With a new year comes a new series. This is going to be a series of 10 posts supplied to you over the next 10 weeks on specific things of interest, ranging from techniques you may have heard of, or interesting locations to travel to. So let’s begin the new year with an interesting technique: Earthing Up.
There are many fantastic vegetables that can be grown in your garden, but for the best results, it is important that you know how to best care for the vegetables you are growing. If you are thinking of growing potatoes at home during the next growing season, earthing up potatoes is an essential component of the potato growing process, even when container growing.
What is earthing up?
The earthing up process is, in essence, drawing mounds of soil up and around the plant. You need to do this to maximise the likelihood of new tubers growing under the soil. This task ensures that your potatoes don’t turn green and poisonous (which happens if the potato tubers grow in the sunlight): an outcome that all gardeners should look to achieve!
Earthing up potatoes will help to increase the yield of potatoes, which grow from the stems that have been buried. Another benefit of earthing up potatoes is that it will help to minimise the likelihood of infection to the tuber. Therefore, gardeners should consider earthing up potatoes to be a crucial step to safeguard and improve the health and growth of potatoes in their garden.
The best time to earth up potatoes is before the tubers start to turn green. If tubers have started to turn green, they are inedible, and they could be poisonous.
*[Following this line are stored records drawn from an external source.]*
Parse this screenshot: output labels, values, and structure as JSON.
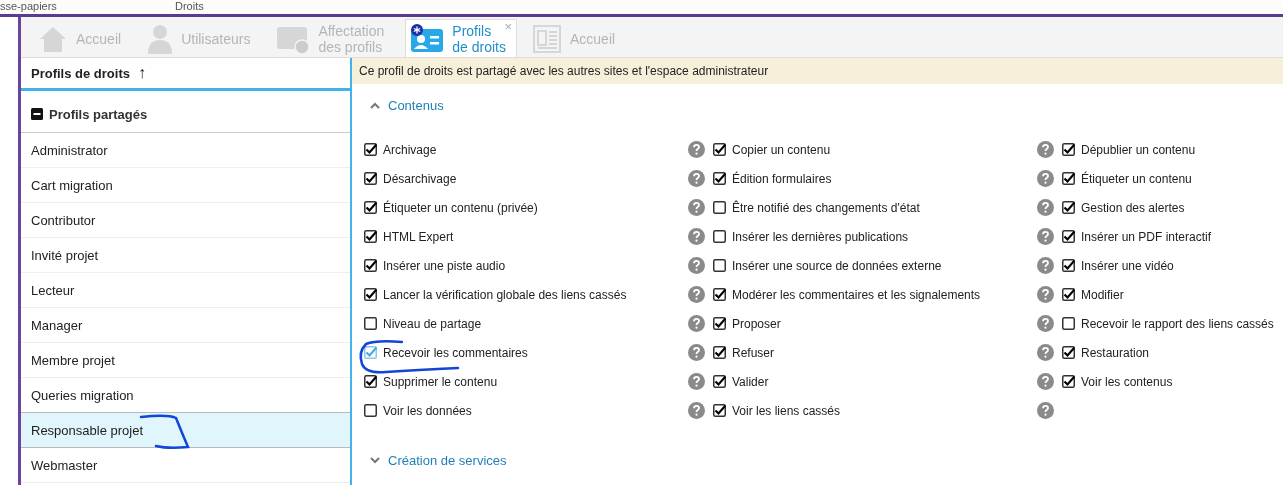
{
  "top_strip": {
    "labels": [
      "sse-papiers",
      "Droits"
    ]
  },
  "tabs": [
    {
      "label": "Accueil",
      "kind": "house",
      "selected": false
    },
    {
      "label": "Utilisateurs",
      "kind": "person",
      "selected": false
    },
    {
      "label": "Affectation\ndes profils",
      "kind": "card-pen",
      "selected": false
    },
    {
      "label": "Profils\nde droits",
      "kind": "card-star",
      "selected": true,
      "close": "×"
    },
    {
      "label": "Accueil",
      "kind": "document",
      "selected": false
    }
  ],
  "profile_list": {
    "title": "Profils de droits",
    "sort_arrow": "↑",
    "group": {
      "title": "Profils partagés",
      "expanded": true
    },
    "items": [
      {
        "label": "Administrator",
        "selected": false
      },
      {
        "label": "Cart migration",
        "selected": false
      },
      {
        "label": "Contributor",
        "selected": false
      },
      {
        "label": "Invité projet",
        "selected": false
      },
      {
        "label": "Lecteur",
        "selected": false
      },
      {
        "label": "Manager",
        "selected": false
      },
      {
        "label": "Membre projet",
        "selected": false
      },
      {
        "label": "Queries migration",
        "selected": false
      },
      {
        "label": "Responsable projet",
        "selected": true
      },
      {
        "label": "Webmaster",
        "selected": false
      }
    ]
  },
  "banner": "Ce profil de droits est partagé avec les autres sites et l'espace administrateur",
  "sections": [
    {
      "title": "Contenus",
      "expanded": true,
      "columns": [
        [
          {
            "label": "Archivage",
            "checked": true,
            "highlighted": false
          },
          {
            "label": "Désarchivage",
            "checked": true,
            "highlighted": false
          },
          {
            "label": "Étiqueter un contenu (privée)",
            "checked": true,
            "highlighted": false
          },
          {
            "label": "HTML Expert",
            "checked": true,
            "highlighted": false
          },
          {
            "label": "Insérer une piste audio",
            "checked": true,
            "highlighted": false
          },
          {
            "label": "Lancer la vérification globale des liens cassés",
            "checked": true,
            "highlighted": false
          },
          {
            "label": "Niveau de partage",
            "checked": false,
            "highlighted": false
          },
          {
            "label": "Recevoir les commentaires",
            "checked": true,
            "highlighted": true
          },
          {
            "label": "Supprimer le contenu",
            "checked": true,
            "highlighted": false
          },
          {
            "label": "Voir les données",
            "checked": false,
            "highlighted": false
          }
        ],
        [
          {
            "label": "Copier un contenu",
            "checked": true,
            "highlighted": false
          },
          {
            "label": "Édition formulaires",
            "checked": true,
            "highlighted": false
          },
          {
            "label": "Être notifié des changements d'état",
            "checked": false,
            "highlighted": false
          },
          {
            "label": "Insérer les dernières publications",
            "checked": false,
            "highlighted": false
          },
          {
            "label": "Insérer une source de données externe",
            "checked": false,
            "highlighted": false
          },
          {
            "label": "Modérer les commentaires et les signalements",
            "checked": true,
            "highlighted": false
          },
          {
            "label": "Proposer",
            "checked": true,
            "highlighted": false
          },
          {
            "label": "Refuser",
            "checked": true,
            "highlighted": false
          },
          {
            "label": "Valider",
            "checked": true,
            "highlighted": false
          },
          {
            "label": "Voir les liens cassés",
            "checked": true,
            "highlighted": false
          }
        ],
        [
          {
            "label": "Dépublier un contenu",
            "checked": true,
            "highlighted": false
          },
          {
            "label": "Étiqueter un contenu",
            "checked": true,
            "highlighted": false
          },
          {
            "label": "Gestion des alertes",
            "checked": true,
            "highlighted": false
          },
          {
            "label": "Insérer un PDF interactif",
            "checked": true,
            "highlighted": false
          },
          {
            "label": "Insérer une vidéo",
            "checked": true,
            "highlighted": false
          },
          {
            "label": "Modifier",
            "checked": true,
            "highlighted": false
          },
          {
            "label": "Recevoir le rapport des liens cassés",
            "checked": false,
            "highlighted": false
          },
          {
            "label": "Restauration",
            "checked": true,
            "highlighted": false
          },
          {
            "label": "Voir les contenus",
            "checked": true,
            "highlighted": false
          }
        ]
      ]
    },
    {
      "title": "Création de services",
      "expanded": false
    }
  ]
}
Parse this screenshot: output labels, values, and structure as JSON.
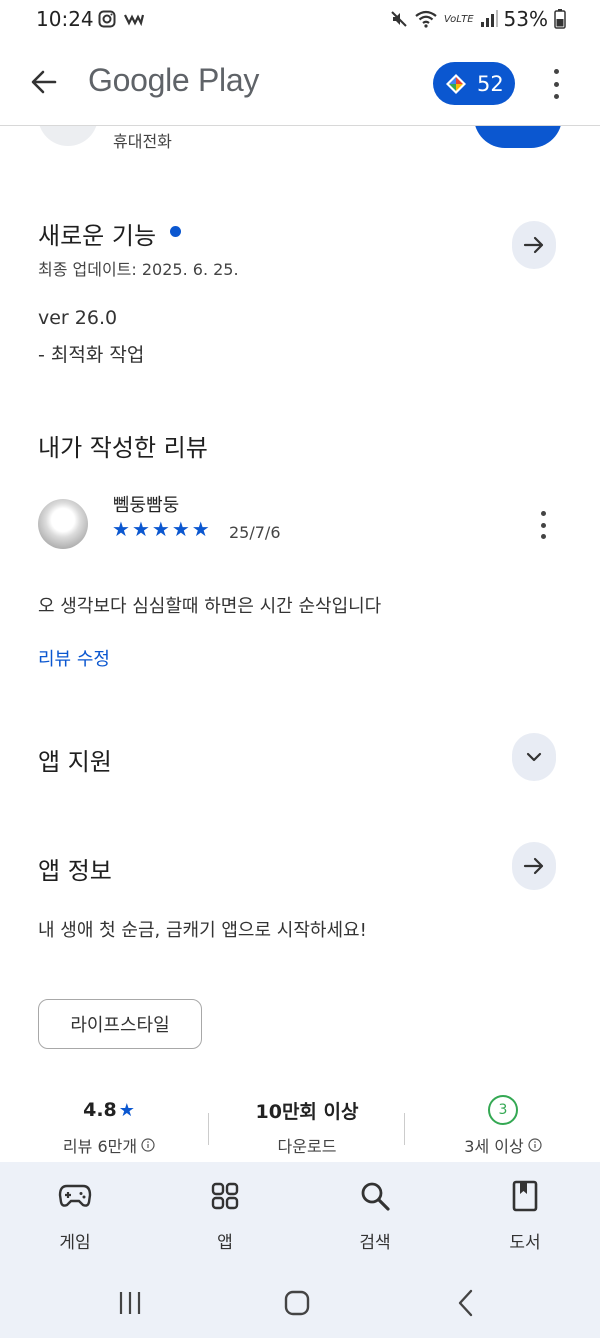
{
  "status_bar": {
    "time": "10:24",
    "volte": "VoLTE",
    "battery": "53%"
  },
  "app_bar": {
    "title": "Google Play",
    "points": "52"
  },
  "partial_row": {
    "label": "휴대전화"
  },
  "whats_new": {
    "title": "새로운 기능",
    "last_updated": "최종 업데이트: 2025. 6. 25.",
    "version": "ver 26.0",
    "note": "- 최적화 작업"
  },
  "my_review": {
    "title": "내가 작성한 리뷰",
    "reviewer": "뻼둥빰둥",
    "rating": 5,
    "date": "25/7/6",
    "text": "오 생각보다 심심할때 하면은 시간 순삭입니다",
    "edit_link": "리뷰 수정"
  },
  "app_support": {
    "title": "앱 지원"
  },
  "about_app": {
    "title": "앱 정보",
    "description": "내 생애 첫 순금, 금캐기 앱으로 시작하세요!",
    "category_chip": "라이프스타일"
  },
  "stats": {
    "rating_value": "4.8",
    "rating_label": "리뷰 6만개",
    "downloads_value": "10만회 이상",
    "downloads_label": "다운로드",
    "age_value": "3",
    "age_label": "3세 이상"
  },
  "bottom_nav": {
    "games": "게임",
    "apps": "앱",
    "search": "검색",
    "books": "도서"
  },
  "colors": {
    "accent": "#0b57d0",
    "nav_bg": "#edf1f8",
    "age_green": "#34a853"
  }
}
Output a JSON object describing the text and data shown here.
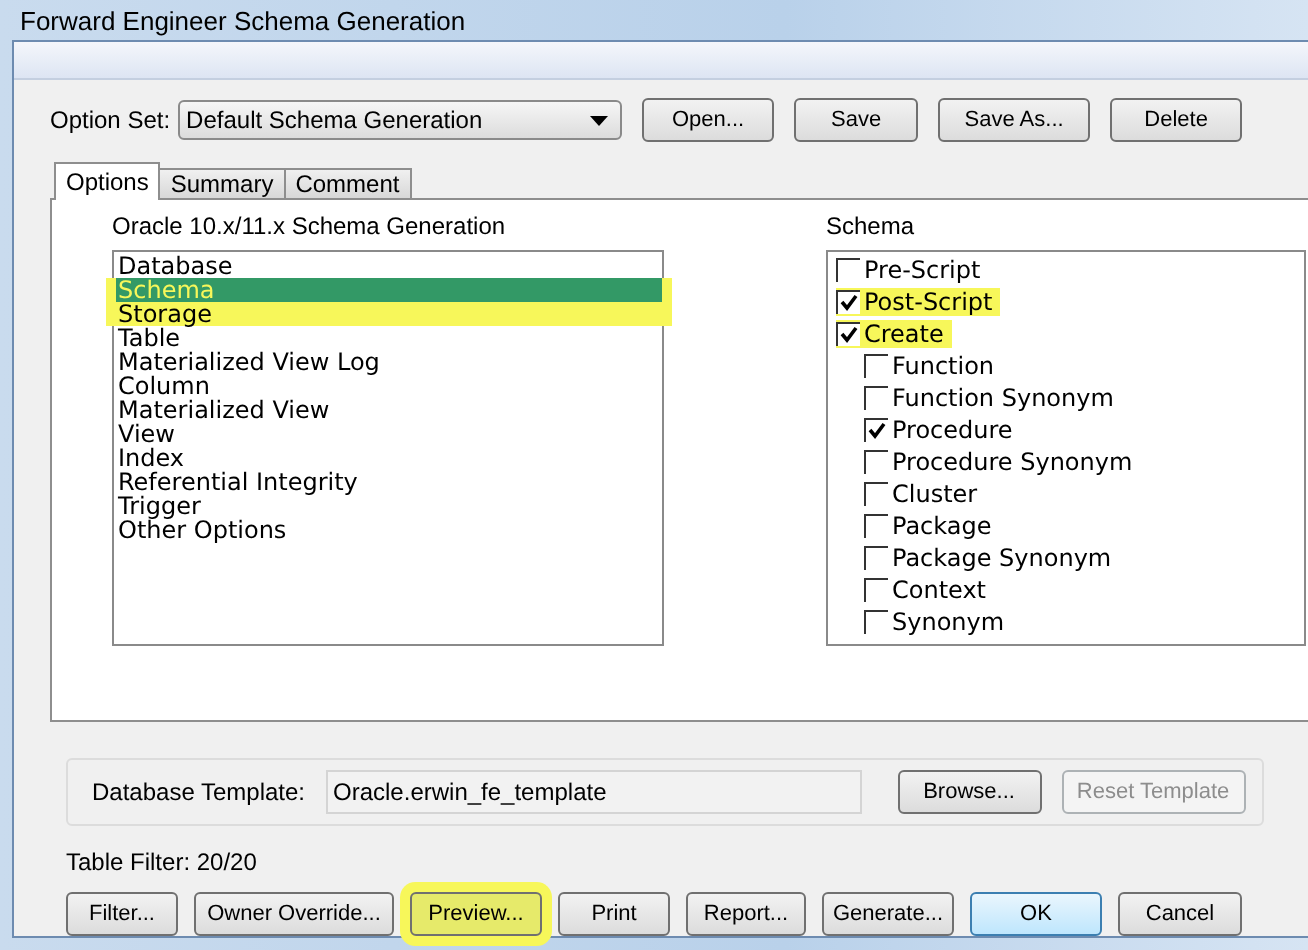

A good guide for the start of the earthing process is to start when the shoots of your plant are around 8 inches or 20 cm long. You may want to earth up multiple times within the season however, I would recommend keeping earthing up whenever you can see bare stem over 2 inches at the base of the plants.
Use the right equipment when earthing up
You will find earthing much easier if you use a hoe. This should be used to draw the soil into mounds around the potato plant stems. You should look to use a sufficient amount of soil that leaves around 2 inches or 5cm of stem visible above the ground.
This is a suitable length because it ensures the tubers are deprived of light, which will prevent them from turning green, but it also provides enough foliage to enable the plant to grow at a reasonable rate. At this stage, you should also look to remove any weeds that have appeared since planting, as all these are doing is sapping up the nutrients from the soil.
Watch out for rainfall when earthing up potatoes
It is vital that you maintain your mound and you should keep a close watch on your potatoes. If you experience heavy rainfall in your area, this may wash away your mound. If this happens it will have to be replaced. To minimise the likelihood of this occurring, do not build the mound too tall for its width. A shallow triangle is perfect for stability, a pyramid is somewhat ambitious and will erode in the weather.
You should repeat the earthing up process when there is a growth of around 4 to 6 inches, or 10 to 15 cm, above the ground. Depending on the growth of your plant, you may need to earth up your potatoes three or four times in the same season.
Growing in containers
During the last year I grew my potatoes in bags, which were absolutely perfect. However earthing up is still a necessity. I followed the above concept, topping up the soil in the bag. I stopped when I filed the bag to the brim. This worked! The end result was a much larger crop of potatoes than I expected.
The second great thing about container growing is that you do not need to worry about weather erosion. The soil is all contained!
Potatoes are a highly popular choice and a relatively simple vegetable to grow. As such it is understandable that many gardeners are keen to plant them. To maximise your return when growing potatoes, make sure you are comfortable and confident earthing up your potatoes.
Look forward to enjoying your home grown food.